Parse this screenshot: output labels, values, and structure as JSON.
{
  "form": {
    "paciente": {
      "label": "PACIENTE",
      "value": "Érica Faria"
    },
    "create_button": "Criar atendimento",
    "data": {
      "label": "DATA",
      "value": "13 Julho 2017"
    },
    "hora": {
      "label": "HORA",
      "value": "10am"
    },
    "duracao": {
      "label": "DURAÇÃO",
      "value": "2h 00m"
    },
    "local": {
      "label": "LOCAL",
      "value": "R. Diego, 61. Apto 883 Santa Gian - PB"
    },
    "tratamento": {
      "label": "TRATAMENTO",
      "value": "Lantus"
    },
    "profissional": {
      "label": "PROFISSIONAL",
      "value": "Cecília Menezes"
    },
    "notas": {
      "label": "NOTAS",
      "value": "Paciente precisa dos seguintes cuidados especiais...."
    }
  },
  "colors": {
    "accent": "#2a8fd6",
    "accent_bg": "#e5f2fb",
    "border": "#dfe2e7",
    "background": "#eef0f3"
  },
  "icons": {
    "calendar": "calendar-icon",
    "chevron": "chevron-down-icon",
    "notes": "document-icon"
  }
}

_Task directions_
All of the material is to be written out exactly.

_Answer to the problem_
Parse this screenshot: output labels, values, and structure as JSON.
{
  "form": {
    "paciente": {
      "label": "PACIENTE",
      "value": "Érica Faria"
    },
    "create_button": "Criar atendimento",
    "data": {
      "label": "DATA",
      "value": "13 Julho 2017"
    },
    "hora": {
      "label": "HORA",
      "value": "10am"
    },
    "duracao": {
      "label": "DURAÇÃO",
      "value": "2h 00m"
    },
    "local": {
      "label": "LOCAL",
      "value": "R. Diego, 61. Apto 883 Santa Gian - PB"
    },
    "tratamento": {
      "label": "TRATAMENTO",
      "value": "Lantus"
    },
    "profissional": {
      "label": "PROFISSIONAL",
      "value": "Cecília Menezes"
    },
    "notas": {
      "label": "NOTAS",
      "value": "Paciente precisa dos seguintes cuidados especiais...."
    }
  },
  "colors": {
    "accent": "#2a8fd6",
    "accent_bg": "#e5f2fb",
    "border": "#dfe2e7",
    "background": "#eef0f3"
  },
  "icons": {
    "calendar": "calendar-icon",
    "chevron": "chevron-down-icon",
    "notes": "document-icon"
  }
}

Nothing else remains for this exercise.